“CIRQY is an online marketplace for designers and artists”, said Kareem El-Shaffei who co-founded the website with his college friend Mostafa Talaat, also known for being a member of the popular band Like Jelly. The two friends are also co-founders of the film festival Future Shorts Egypt and they left the corporate world to start CIRQY.
“CIRQY is not just an e-commerce platform but a social network; people can follow their favourite stores, they can collect, share and like items for their friends to see. It is about the artist getting their name out there,” said El-Shaffei.
Artists have stores on CIRQY and instead of having to scour many different social networks, CIRQY created one of its own that is dedicated for this specific purpose.
El-Shaffei said that what sets CIRQY apart from other e-commerce platforms is this social aspect, “It means that CIRQY can act as a self-promoting tool. The discovery aspect for designers is a big incentive to join, and it is what we are built upon. We also offer diversity in our content.”
CIRQY’s products are categorised into art, apparel, accessories, home, and stuff but each store gets a say in how their designs are displayed,
“On other websites artists have no control over how they display their own things,” said
Kareem El-Shaffei, something we agree defeats the point of displaying design.

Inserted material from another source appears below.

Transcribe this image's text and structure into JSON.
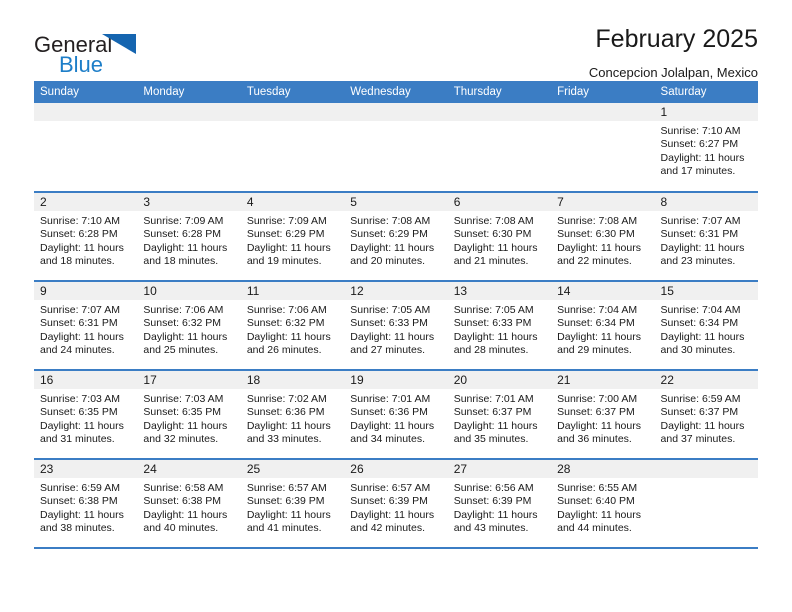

“Here they can post links to their website, Facebook pages, Twitter and Pinterest accounts as well as organise how the products are displayed and add their logo or brand,” he said.
CIRQY does not require a fee to display products, “we make money when the designers make money; we do not charge them for displaying their products. Our commission fee is lower than other websites and we do not take stock. We believe that the original owner of the product is most capable of taking care of it. Beyond that we offer a paid spot on the home page.”

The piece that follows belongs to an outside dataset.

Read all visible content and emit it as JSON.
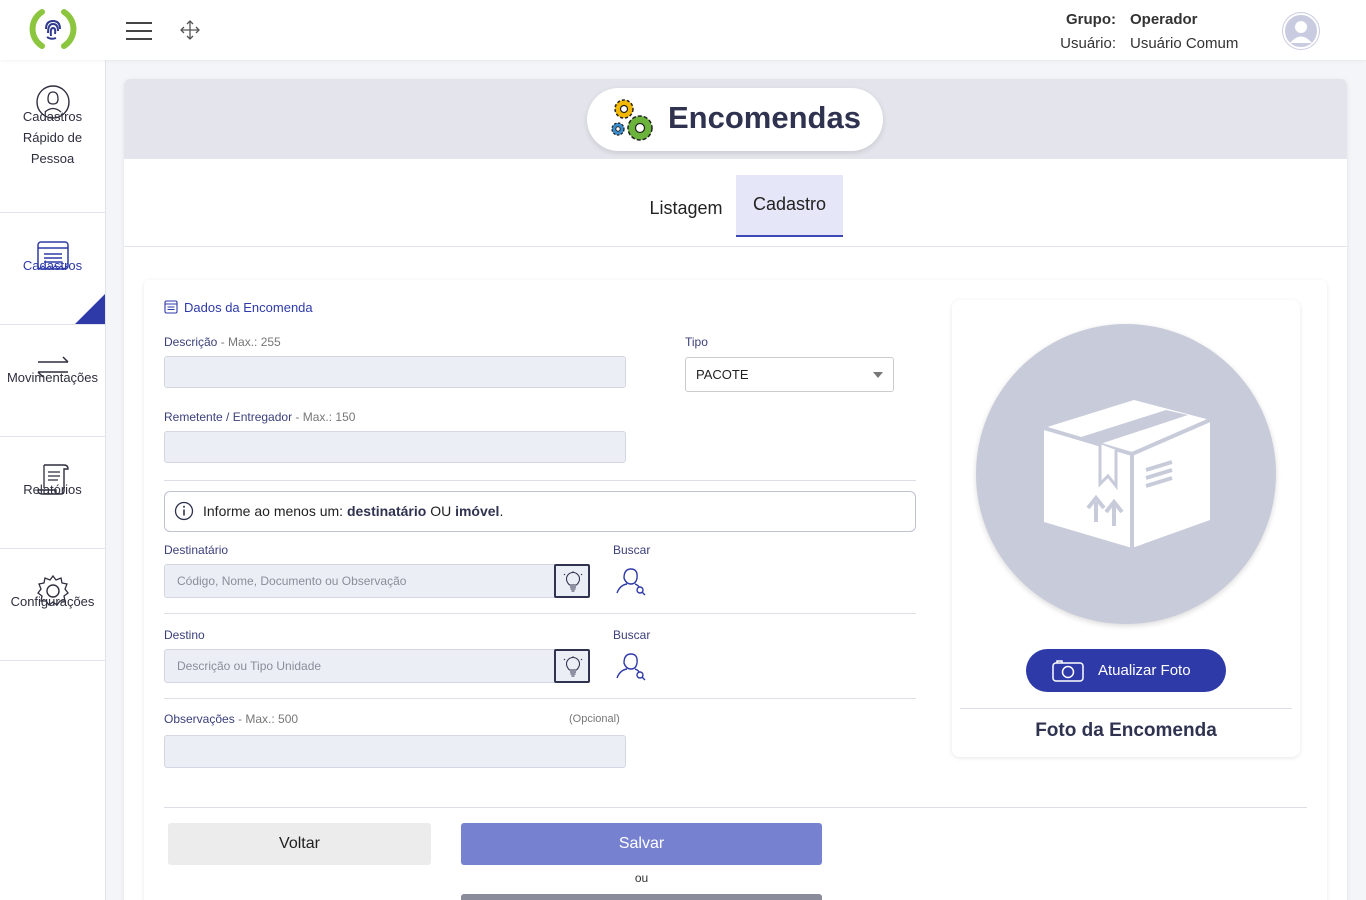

With a motto like, “discover freshly-made design”, Talaat and El-Shaffei knew the website had to aesthetically reflect their philosophy. “We looked into how colours are used on websites and found that red and orange are used for websites that want visitors to act or take action, such as Pinterest where the point is to pin,” said El-Shaffei.
“Blue on the other hand, makes you think before you act and that is what Facebook and Twitter, which need more text and interaction, use. We tried to position ourselves in the middle, as an e-commerce platform but also as a social network, so we went with a neutral teal but kept the buy buttons in orange,” he said.
El-Shaffei said CIRQY plans on expanding, “for example, we are going to introduce premium accounts for stores, so you can get information on what kind of person visits your page and other perks. We plan on implementing international shipping and expanding to stores in other Arab countries.”
Aptly named from the word “circus”, CIRQY has everything from kites to origami hair clips and is rife with pop-culture references. Its quirky and fresh content and its distinctive bear logo will no doubt attract many people on the lookout for new local talent and their design products.